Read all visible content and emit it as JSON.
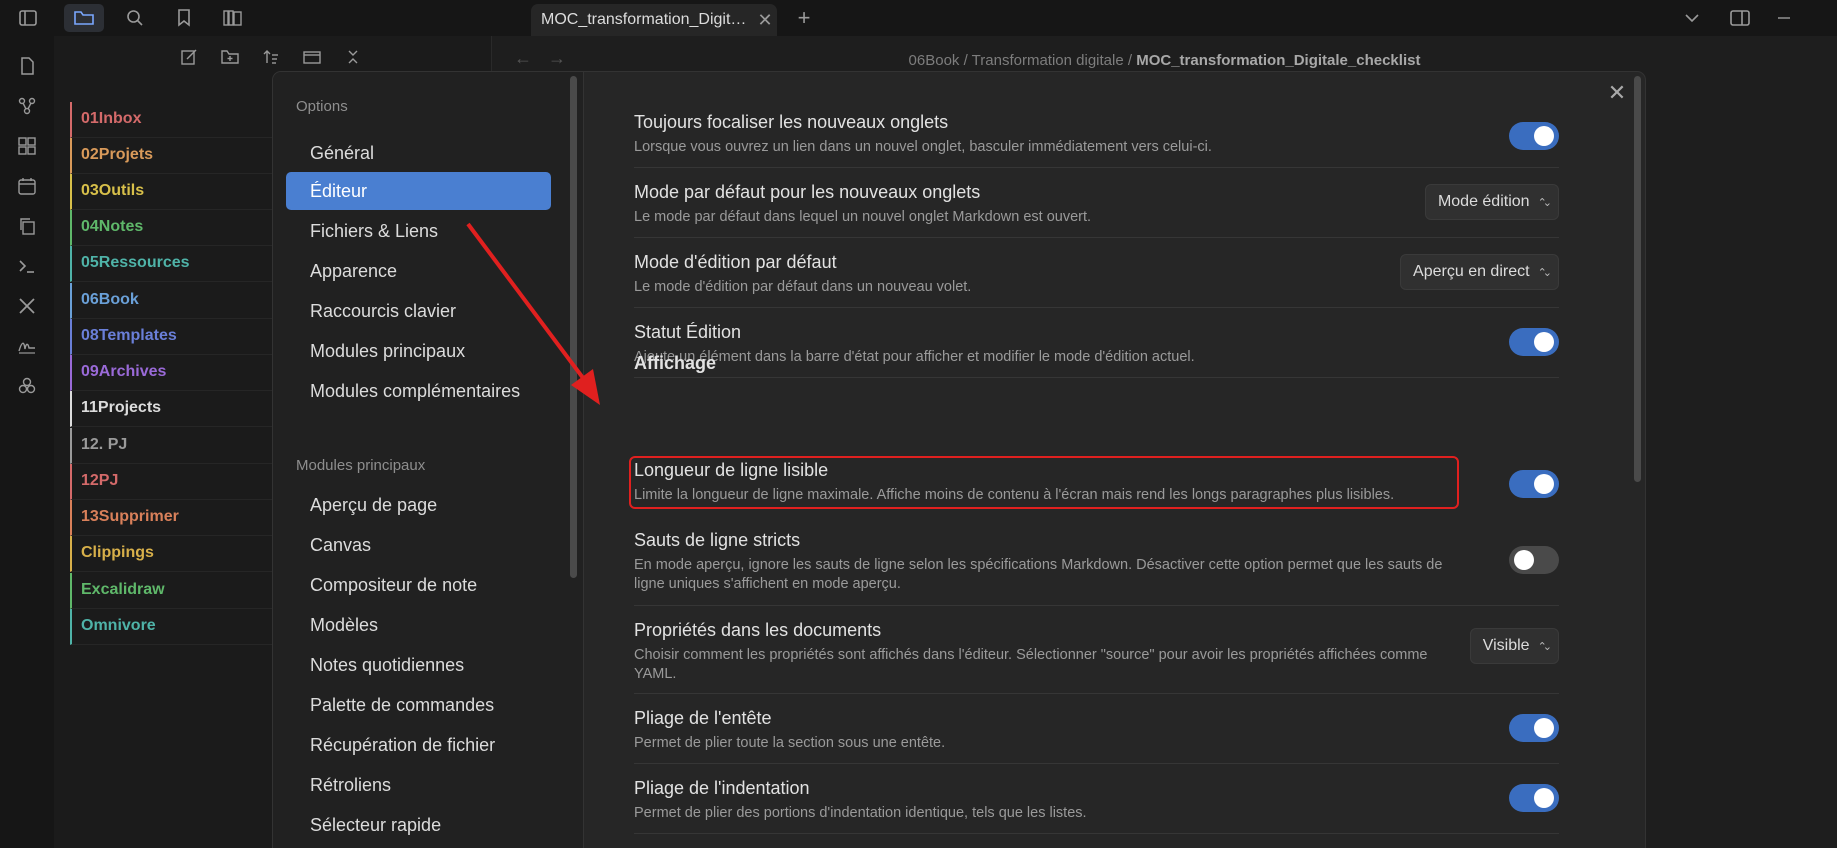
{
  "tab": {
    "title": "MOC_transformation_Digit…",
    "close": "✕",
    "new_tab": "+"
  },
  "breadcrumb": {
    "part1": "06Book",
    "sep": "/",
    "part2": "Transformation digitale",
    "current": "MOC_transformation_Digitale_checklist"
  },
  "folders": [
    {
      "label": "01Inbox",
      "color": "#d46a6a"
    },
    {
      "label": "02Projets",
      "color": "#d99a5a"
    },
    {
      "label": "03Outils",
      "color": "#d8c04a"
    },
    {
      "label": "04Notes",
      "color": "#5fb86a"
    },
    {
      "label": "05Ressources",
      "color": "#4fb3a8"
    },
    {
      "label": "06Book",
      "color": "#6aa0d8"
    },
    {
      "label": "08Templates",
      "color": "#6a7fd8"
    },
    {
      "label": "09Archives",
      "color": "#9a6ad8"
    },
    {
      "label": "11Projects",
      "color": "#dcdcdc"
    },
    {
      "label": "12. PJ",
      "color": "#9a9a9a"
    },
    {
      "label": "12PJ",
      "color": "#d46a6a"
    },
    {
      "label": "13Supprimer",
      "color": "#d9805a"
    },
    {
      "label": "Clippings",
      "color": "#d8b04a"
    },
    {
      "label": "Excalidraw",
      "color": "#5fb86a"
    },
    {
      "label": "Omnivore",
      "color": "#4fb3a8"
    }
  ],
  "settings_sidebar": {
    "heading_options": "Options",
    "options": [
      "Général",
      "Éditeur",
      "Fichiers & Liens",
      "Apparence",
      "Raccourcis clavier",
      "Modules principaux",
      "Modules complémentaires"
    ],
    "active_option": "Éditeur",
    "heading_core": "Modules principaux",
    "core": [
      "Aperçu de page",
      "Canvas",
      "Compositeur de note",
      "Modèles",
      "Notes quotidiennes",
      "Palette de commandes",
      "Récupération de fichier",
      "Rétroliens",
      "Sélecteur rapide"
    ]
  },
  "settings": [
    {
      "name": "Toujours focaliser les nouveaux onglets",
      "desc": "Lorsque vous ouvrez un lien dans un nouvel onglet, basculer immédiatement vers celui-ci.",
      "control": "toggle",
      "value": true
    },
    {
      "name": "Mode par défaut pour les nouveaux onglets",
      "desc": "Le mode par défaut dans lequel un nouvel onglet Markdown est ouvert.",
      "control": "dropdown",
      "value": "Mode édition"
    },
    {
      "name": "Mode d'édition par défaut",
      "desc": "Le mode d'édition par défaut dans un nouveau volet.",
      "control": "dropdown",
      "value": "Aperçu en direct"
    },
    {
      "name": "Statut Édition",
      "desc": "Ajoute un élément dans la barre d'état pour afficher et modifier le mode d'édition actuel.",
      "control": "toggle",
      "value": true
    }
  ],
  "section_affichage": "Affichage",
  "settings2": [
    {
      "name": "Longueur de ligne lisible",
      "desc": "Limite la longueur de ligne maximale. Affiche moins de contenu à l'écran mais rend les longs paragraphes plus lisibles.",
      "control": "toggle",
      "value": true
    },
    {
      "name": "Sauts de ligne stricts",
      "desc": "En mode aperçu, ignore les sauts de ligne selon les spécifications Markdown. Désactiver cette option permet que les sauts de ligne uniques s'affichent en mode aperçu.",
      "control": "toggle",
      "value": false
    },
    {
      "name": "Propriétés dans les documents",
      "desc": "Choisir comment les propriétés sont affichés dans l'éditeur. Sélectionner \"source\" pour avoir les propriétés affichées comme YAML.",
      "control": "dropdown",
      "value": "Visible"
    },
    {
      "name": "Pliage de l'entête",
      "desc": "Permet de plier toute la section sous une entête.",
      "control": "toggle",
      "value": true
    },
    {
      "name": "Pliage de l'indentation",
      "desc": "Permet de plier des portions d'indentation identique, tels que les listes.",
      "control": "toggle",
      "value": true
    }
  ],
  "colors": {
    "accent": "#4a7fd1",
    "highlight": "#e0201f",
    "toggle_on": "#3a6dbf"
  }
}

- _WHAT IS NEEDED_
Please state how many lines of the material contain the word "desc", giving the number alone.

- _ANSWER BOX_
9